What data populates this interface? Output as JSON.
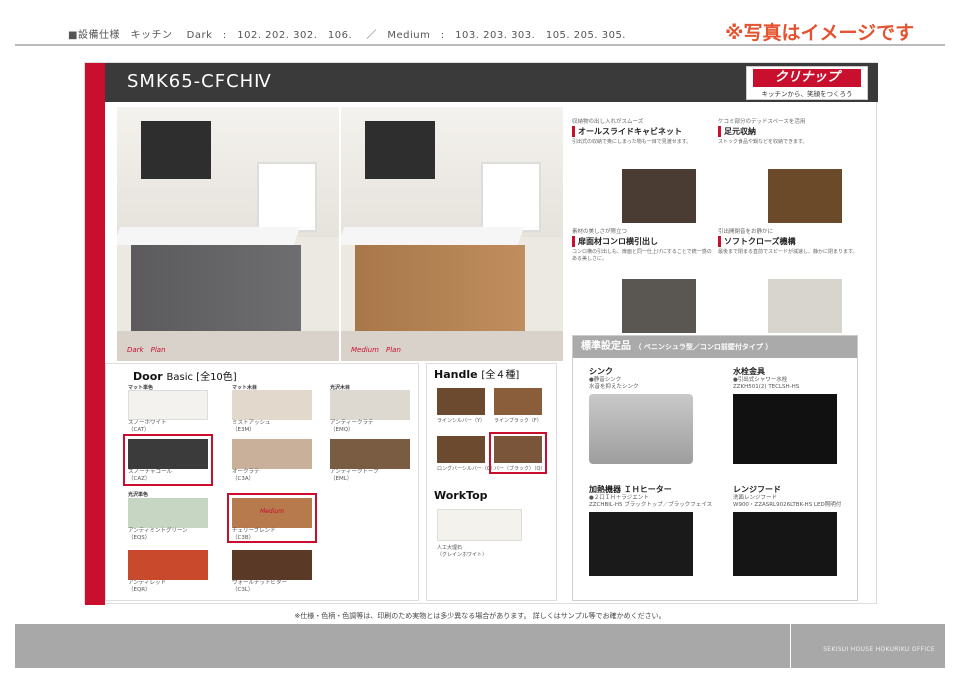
{
  "header": {
    "spec": "■設備仕様　キッチン　 Dark　:　102. 202. 302.　106.　 ／　Medium　:　103. 203. 303.　105. 205. 305.",
    "note": "※写真はイメージです"
  },
  "sheet": {
    "title": "SMK65-CFCHⅣ",
    "logo_text": "クリナップ",
    "logo_tagline": "キッチンから、笑顔をつくろう",
    "plan_dark": "Dark　Plan",
    "plan_medium": "Medium　Plan"
  },
  "features": [
    {
      "tag": "収納物の出し入れがスムーズ",
      "title": "オールスライドキャビネット",
      "desc": "引出式の収納で奥にしまった物も一目で見渡せます。"
    },
    {
      "tag": "ケコミ部分のデッドスペースを活用",
      "title": "足元収納",
      "desc": "ストック食品や鍋などを収納できます。"
    },
    {
      "tag": "素材の美しさが際立つ",
      "title": "扉面材コンロ横引出し",
      "desc": "コンロ横の引出しも、扉面と同一仕上げにすることで統一感のある美しさに。"
    },
    {
      "tag": "引出開閉音をお静かに",
      "title": "ソフトクローズ機構",
      "desc": "最後まで閉まる直前でスピードが減速し、静かに閉まります。"
    }
  ],
  "standard": {
    "heading": "標準設定品",
    "subheading": "（ ペニンシュラ型／コンロ前壁付タイプ ）",
    "sink": {
      "title": "シンク",
      "name": "●静音シンク",
      "desc": "水音を抑えたシンク"
    },
    "faucet": {
      "title": "水栓金具",
      "name": "●引出式シャワー水栓",
      "desc": "ZZKH501(2) TECLSH-HS"
    },
    "heater": {
      "title": "加熱機器 ＩＨヒーター",
      "name": "●２口ＩＨ＋ラジエント",
      "desc": "ZZCHBIL-H5 ブラックトップ／ブラックフェイス"
    },
    "hood": {
      "title": "レンジフード",
      "name": "洗面レンジフード",
      "desc": "W900・ZZASRL9026LTBK-HS LED照明付"
    }
  },
  "door": {
    "heading": "Door",
    "basic": "Basic [全10色]",
    "group_matte": "マット単色",
    "group_matte_wood": "マット木目",
    "group_gloss_wood": "光沢木目",
    "group_gloss": "光沢単色",
    "medium_label": "Medium",
    "swatches": [
      {
        "label": "スノーホワイト",
        "code": "（CAT）",
        "color": "#f3f2ef"
      },
      {
        "label": "ミストアッシュ",
        "code": "（E3M）",
        "color": "#e2d8cc"
      },
      {
        "label": "アンティークラテ",
        "code": "（EMQ）",
        "color": "#ddd8d0"
      },
      {
        "label": "スノーチャコール",
        "code": "（CAZ）",
        "color": "#3c3b3c"
      },
      {
        "label": "オークラテ",
        "code": "（C3A）",
        "color": "#c8b09a"
      },
      {
        "label": "アンティークトープ",
        "code": "（EML）",
        "color": "#7a5c42"
      },
      {
        "label": "アンティミントグリーン",
        "code": "（EQS）",
        "color": "#c6d6c3"
      },
      {
        "label": "チェリーブレンド",
        "code": "（C3B）",
        "color": "#b67a4c"
      },
      {
        "label": "アンティレッド",
        "code": "（EQR）",
        "color": "#c9492c"
      },
      {
        "label": "ウォールナットビター",
        "code": "（C3L）",
        "color": "#5a3a26"
      }
    ]
  },
  "handle": {
    "heading": "Handle",
    "count": "[全４種]",
    "items": [
      "ラインシルバー（Y）",
      "ラインブラック（F）",
      "ロングバーシルバー（C）",
      "バー（ブラック）（Q）"
    ]
  },
  "worktop": {
    "heading": "WorkTop",
    "label": "人工大理石",
    "sub": "（グレインホワイト）"
  },
  "footnote": "※仕様・色柄・色調等は、印刷のため実物とは多少異なる場合があります。 詳しくはサンプル等でお確かめください。",
  "footer": {
    "org": "SEKISUI HOUSE HOKURIKU OFFICE"
  }
}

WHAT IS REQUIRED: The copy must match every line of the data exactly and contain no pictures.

ANSWER SECTION:
What data populates this interface? Output as JSON.
{
  "header": {
    "spec": "■設備仕様　キッチン　 Dark　:　102. 202. 302.　106.　 ／　Medium　:　103. 203. 303.　105. 205. 305.",
    "note": "※写真はイメージです"
  },
  "sheet": {
    "title": "SMK65-CFCHⅣ",
    "logo_text": "クリナップ",
    "logo_tagline": "キッチンから、笑顔をつくろう",
    "plan_dark": "Dark　Plan",
    "plan_medium": "Medium　Plan"
  },
  "features": [
    {
      "tag": "収納物の出し入れがスムーズ",
      "title": "オールスライドキャビネット",
      "desc": "引出式の収納で奥にしまった物も一目で見渡せます。"
    },
    {
      "tag": "ケコミ部分のデッドスペースを活用",
      "title": "足元収納",
      "desc": "ストック食品や鍋などを収納できます。"
    },
    {
      "tag": "素材の美しさが際立つ",
      "title": "扉面材コンロ横引出し",
      "desc": "コンロ横の引出しも、扉面と同一仕上げにすることで統一感のある美しさに。"
    },
    {
      "tag": "引出開閉音をお静かに",
      "title": "ソフトクローズ機構",
      "desc": "最後まで閉まる直前でスピードが減速し、静かに閉まります。"
    }
  ],
  "standard": {
    "heading": "標準設定品",
    "subheading": "（ ペニンシュラ型／コンロ前壁付タイプ ）",
    "sink": {
      "title": "シンク",
      "name": "●静音シンク",
      "desc": "水音を抑えたシンク"
    },
    "faucet": {
      "title": "水栓金具",
      "name": "●引出式シャワー水栓",
      "desc": "ZZKH501(2) TECLSH-HS"
    },
    "heater": {
      "title": "加熱機器 ＩＨヒーター",
      "name": "●２口ＩＨ＋ラジエント",
      "desc": "ZZCHBIL-H5 ブラックトップ／ブラックフェイス"
    },
    "hood": {
      "title": "レンジフード",
      "name": "洗面レンジフード",
      "desc": "W900・ZZASRL9026LTBK-HS LED照明付"
    }
  },
  "door": {
    "heading": "Door",
    "basic": "Basic [全10色]",
    "group_matte": "マット単色",
    "group_matte_wood": "マット木目",
    "group_gloss_wood": "光沢木目",
    "group_gloss": "光沢単色",
    "medium_label": "Medium",
    "swatches": [
      {
        "label": "スノーホワイト",
        "code": "（CAT）",
        "color": "#f3f2ef"
      },
      {
        "label": "ミストアッシュ",
        "code": "（E3M）",
        "color": "#e2d8cc"
      },
      {
        "label": "アンティークラテ",
        "code": "（EMQ）",
        "color": "#ddd8d0"
      },
      {
        "label": "スノーチャコール",
        "code": "（CAZ）",
        "color": "#3c3b3c"
      },
      {
        "label": "オークラテ",
        "code": "（C3A）",
        "color": "#c8b09a"
      },
      {
        "label": "アンティークトープ",
        "code": "（EML）",
        "color": "#7a5c42"
      },
      {
        "label": "アンティミントグリーン",
        "code": "（EQS）",
        "color": "#c6d6c3"
      },
      {
        "label": "チェリーブレンド",
        "code": "（C3B）",
        "color": "#b67a4c"
      },
      {
        "label": "アンティレッド",
        "code": "（EQR）",
        "color": "#c9492c"
      },
      {
        "label": "ウォールナットビター",
        "code": "（C3L）",
        "color": "#5a3a26"
      }
    ]
  },
  "handle": {
    "heading": "Handle",
    "count": "[全４種]",
    "items": [
      "ラインシルバー（Y）",
      "ラインブラック（F）",
      "ロングバーシルバー（C）",
      "バー（ブラック）（Q）"
    ]
  },
  "worktop": {
    "heading": "WorkTop",
    "label": "人工大理石",
    "sub": "（グレインホワイト）"
  },
  "footnote": "※仕様・色柄・色調等は、印刷のため実物とは多少異なる場合があります。 詳しくはサンプル等でお確かめください。",
  "footer": {
    "org": "SEKISUI HOUSE HOKURIKU OFFICE"
  }
}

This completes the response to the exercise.